**Problem requirements**
Over all lines in the data below, count those holding "online" and give only the result.

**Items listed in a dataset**
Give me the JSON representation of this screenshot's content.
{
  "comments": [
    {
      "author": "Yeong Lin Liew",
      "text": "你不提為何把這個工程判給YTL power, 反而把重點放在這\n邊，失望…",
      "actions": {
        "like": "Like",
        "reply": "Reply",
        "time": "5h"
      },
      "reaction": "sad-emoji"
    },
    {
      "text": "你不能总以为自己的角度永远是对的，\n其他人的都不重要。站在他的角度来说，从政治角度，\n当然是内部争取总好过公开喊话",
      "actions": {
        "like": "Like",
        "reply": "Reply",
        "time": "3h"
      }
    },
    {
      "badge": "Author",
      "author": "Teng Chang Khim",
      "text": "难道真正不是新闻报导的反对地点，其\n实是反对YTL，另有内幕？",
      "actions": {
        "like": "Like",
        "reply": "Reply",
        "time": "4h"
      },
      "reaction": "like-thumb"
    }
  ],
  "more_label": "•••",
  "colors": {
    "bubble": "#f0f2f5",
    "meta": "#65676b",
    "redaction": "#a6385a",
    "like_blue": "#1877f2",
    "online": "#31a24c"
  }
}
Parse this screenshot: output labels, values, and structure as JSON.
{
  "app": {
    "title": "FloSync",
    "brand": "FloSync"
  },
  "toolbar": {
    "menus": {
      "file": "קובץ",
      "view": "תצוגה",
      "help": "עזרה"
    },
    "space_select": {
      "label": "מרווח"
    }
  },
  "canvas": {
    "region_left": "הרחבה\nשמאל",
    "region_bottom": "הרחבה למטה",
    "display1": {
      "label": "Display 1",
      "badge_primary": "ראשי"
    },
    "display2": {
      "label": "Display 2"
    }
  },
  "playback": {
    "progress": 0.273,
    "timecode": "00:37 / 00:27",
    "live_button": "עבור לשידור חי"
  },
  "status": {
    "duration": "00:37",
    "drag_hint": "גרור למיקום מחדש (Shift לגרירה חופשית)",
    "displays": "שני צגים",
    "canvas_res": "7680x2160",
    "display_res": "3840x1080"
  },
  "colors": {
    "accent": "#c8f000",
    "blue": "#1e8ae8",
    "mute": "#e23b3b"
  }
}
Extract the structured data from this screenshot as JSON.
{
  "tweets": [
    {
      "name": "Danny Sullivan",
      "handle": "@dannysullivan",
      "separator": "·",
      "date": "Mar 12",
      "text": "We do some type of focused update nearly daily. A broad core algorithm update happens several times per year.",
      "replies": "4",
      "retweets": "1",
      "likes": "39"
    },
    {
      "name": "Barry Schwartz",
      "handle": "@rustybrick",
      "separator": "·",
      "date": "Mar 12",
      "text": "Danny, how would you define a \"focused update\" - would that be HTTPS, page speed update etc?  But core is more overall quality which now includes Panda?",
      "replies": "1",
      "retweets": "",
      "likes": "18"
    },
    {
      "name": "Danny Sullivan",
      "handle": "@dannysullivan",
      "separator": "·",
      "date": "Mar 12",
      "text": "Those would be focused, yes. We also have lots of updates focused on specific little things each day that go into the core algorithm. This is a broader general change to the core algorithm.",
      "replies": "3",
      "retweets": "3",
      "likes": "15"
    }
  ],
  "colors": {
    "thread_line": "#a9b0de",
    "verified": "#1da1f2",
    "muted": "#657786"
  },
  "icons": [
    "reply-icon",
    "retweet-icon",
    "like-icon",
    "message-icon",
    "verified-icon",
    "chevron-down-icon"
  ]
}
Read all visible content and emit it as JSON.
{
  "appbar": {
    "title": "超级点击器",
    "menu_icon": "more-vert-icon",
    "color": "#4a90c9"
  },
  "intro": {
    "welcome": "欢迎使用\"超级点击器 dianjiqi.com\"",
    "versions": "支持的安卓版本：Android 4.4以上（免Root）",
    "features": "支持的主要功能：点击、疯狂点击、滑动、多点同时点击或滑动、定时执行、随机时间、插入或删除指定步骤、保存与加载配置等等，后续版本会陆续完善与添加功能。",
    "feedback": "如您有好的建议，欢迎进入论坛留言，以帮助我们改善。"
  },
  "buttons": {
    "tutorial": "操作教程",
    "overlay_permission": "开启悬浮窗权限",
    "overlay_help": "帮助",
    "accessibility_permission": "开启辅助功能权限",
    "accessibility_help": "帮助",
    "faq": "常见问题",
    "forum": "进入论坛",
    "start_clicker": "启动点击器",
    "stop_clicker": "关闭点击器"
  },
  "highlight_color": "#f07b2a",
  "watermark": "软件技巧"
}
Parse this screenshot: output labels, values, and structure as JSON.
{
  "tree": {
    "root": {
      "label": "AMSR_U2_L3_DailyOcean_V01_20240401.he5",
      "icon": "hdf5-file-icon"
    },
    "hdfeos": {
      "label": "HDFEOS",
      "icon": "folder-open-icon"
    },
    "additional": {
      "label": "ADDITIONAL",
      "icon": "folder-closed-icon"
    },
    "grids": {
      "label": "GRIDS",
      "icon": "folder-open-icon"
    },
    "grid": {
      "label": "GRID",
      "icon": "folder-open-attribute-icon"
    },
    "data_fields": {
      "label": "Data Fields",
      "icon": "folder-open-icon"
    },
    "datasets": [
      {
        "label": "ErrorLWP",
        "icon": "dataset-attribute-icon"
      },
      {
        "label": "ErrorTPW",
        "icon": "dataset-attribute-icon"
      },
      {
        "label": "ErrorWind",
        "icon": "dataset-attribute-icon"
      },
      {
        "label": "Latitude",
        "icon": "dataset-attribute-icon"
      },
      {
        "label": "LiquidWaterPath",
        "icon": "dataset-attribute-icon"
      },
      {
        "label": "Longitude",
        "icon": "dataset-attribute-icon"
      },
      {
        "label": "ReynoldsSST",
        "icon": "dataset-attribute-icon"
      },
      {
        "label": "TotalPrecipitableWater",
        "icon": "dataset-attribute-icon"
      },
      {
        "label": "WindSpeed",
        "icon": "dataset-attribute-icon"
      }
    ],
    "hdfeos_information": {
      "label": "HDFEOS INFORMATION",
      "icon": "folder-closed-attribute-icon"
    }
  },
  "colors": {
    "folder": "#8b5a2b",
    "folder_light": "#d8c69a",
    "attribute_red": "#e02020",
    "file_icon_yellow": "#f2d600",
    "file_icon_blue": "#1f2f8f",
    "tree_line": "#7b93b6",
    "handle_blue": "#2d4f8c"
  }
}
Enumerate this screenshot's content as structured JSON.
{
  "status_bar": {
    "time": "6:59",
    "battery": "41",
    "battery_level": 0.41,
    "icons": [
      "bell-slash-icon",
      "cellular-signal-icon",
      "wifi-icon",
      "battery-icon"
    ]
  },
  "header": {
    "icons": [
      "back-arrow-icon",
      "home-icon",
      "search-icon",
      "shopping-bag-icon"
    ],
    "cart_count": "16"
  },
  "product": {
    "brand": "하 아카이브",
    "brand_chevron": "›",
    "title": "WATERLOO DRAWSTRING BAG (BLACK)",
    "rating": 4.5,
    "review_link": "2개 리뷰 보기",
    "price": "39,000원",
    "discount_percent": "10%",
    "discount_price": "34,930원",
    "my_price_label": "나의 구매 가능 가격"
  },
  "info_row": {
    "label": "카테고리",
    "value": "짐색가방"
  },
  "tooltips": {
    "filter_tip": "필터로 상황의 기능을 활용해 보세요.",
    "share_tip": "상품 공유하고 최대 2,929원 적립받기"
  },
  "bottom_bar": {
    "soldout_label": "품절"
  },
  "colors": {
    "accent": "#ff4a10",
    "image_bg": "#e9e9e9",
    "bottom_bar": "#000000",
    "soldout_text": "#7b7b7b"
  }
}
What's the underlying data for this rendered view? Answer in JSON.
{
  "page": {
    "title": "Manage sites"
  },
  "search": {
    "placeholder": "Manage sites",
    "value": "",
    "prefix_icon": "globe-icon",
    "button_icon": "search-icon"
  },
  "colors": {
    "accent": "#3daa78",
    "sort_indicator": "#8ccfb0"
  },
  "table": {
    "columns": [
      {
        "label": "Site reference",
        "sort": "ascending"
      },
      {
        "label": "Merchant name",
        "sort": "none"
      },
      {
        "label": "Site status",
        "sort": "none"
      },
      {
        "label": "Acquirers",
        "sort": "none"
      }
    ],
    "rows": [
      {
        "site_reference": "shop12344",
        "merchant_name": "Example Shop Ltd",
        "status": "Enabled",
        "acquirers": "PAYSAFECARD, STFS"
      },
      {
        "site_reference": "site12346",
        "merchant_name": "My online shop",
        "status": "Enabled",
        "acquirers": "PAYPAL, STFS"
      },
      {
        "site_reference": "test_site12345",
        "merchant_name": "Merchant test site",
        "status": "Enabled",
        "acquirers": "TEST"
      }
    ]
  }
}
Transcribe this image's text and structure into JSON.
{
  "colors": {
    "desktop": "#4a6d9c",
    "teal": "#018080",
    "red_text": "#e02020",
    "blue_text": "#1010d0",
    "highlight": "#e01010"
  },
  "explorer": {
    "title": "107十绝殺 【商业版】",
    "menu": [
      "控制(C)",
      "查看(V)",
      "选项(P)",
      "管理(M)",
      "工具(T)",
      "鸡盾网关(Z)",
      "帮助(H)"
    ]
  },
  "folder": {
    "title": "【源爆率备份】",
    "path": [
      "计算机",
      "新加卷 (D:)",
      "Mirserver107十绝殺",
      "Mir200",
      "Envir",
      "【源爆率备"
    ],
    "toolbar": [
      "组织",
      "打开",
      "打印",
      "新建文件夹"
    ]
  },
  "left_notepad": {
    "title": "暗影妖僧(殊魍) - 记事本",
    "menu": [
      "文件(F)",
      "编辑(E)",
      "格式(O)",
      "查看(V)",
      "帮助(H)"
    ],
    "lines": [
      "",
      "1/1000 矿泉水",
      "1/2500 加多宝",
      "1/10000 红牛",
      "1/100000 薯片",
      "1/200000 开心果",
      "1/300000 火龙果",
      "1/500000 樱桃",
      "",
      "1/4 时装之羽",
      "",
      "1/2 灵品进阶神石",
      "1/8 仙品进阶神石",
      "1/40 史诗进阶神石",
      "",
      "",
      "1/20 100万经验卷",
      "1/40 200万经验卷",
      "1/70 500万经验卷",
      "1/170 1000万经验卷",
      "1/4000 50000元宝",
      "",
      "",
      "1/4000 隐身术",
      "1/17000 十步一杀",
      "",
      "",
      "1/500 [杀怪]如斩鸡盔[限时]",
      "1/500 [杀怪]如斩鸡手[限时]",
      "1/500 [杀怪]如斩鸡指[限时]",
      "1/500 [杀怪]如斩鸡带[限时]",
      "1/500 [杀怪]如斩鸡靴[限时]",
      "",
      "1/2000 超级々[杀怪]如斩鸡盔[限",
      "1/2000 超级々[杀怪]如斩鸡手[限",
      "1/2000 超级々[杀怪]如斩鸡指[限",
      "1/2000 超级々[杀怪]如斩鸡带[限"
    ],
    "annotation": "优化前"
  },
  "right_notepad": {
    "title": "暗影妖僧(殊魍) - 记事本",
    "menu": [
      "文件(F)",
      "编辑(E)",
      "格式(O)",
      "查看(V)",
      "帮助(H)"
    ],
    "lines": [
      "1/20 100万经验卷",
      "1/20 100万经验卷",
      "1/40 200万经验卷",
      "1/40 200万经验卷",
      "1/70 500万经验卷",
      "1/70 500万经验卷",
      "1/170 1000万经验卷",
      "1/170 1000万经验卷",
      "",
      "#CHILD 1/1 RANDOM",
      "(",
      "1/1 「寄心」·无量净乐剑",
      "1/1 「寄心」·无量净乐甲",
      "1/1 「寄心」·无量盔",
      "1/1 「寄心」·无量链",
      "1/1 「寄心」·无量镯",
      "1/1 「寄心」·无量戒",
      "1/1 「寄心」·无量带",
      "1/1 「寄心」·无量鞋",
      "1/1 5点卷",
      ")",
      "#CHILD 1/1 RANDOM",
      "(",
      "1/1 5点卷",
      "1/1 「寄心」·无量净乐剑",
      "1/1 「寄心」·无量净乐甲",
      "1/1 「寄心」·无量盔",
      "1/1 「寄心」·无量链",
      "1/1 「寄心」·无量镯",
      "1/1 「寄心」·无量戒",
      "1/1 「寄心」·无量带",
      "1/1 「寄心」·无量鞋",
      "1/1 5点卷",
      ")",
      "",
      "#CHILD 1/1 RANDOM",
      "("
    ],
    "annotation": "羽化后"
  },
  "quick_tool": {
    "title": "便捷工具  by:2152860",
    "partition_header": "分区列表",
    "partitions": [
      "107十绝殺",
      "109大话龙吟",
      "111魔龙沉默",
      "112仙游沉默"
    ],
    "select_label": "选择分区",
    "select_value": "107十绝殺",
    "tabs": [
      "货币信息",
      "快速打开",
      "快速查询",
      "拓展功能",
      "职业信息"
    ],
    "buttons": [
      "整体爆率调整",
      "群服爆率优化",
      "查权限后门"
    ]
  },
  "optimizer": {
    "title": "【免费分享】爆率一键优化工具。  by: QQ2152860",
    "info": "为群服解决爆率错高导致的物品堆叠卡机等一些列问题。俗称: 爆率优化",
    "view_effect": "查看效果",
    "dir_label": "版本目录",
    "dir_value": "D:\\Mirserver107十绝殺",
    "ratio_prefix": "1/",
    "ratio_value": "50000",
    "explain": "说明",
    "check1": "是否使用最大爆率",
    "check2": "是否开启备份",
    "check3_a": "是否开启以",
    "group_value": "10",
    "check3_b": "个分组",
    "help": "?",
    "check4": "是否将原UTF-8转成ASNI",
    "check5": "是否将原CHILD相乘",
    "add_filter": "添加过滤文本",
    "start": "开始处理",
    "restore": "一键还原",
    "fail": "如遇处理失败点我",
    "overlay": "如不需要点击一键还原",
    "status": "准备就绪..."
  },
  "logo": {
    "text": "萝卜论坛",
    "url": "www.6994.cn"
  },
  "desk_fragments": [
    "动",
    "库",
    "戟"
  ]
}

**Solution to this exercise**
2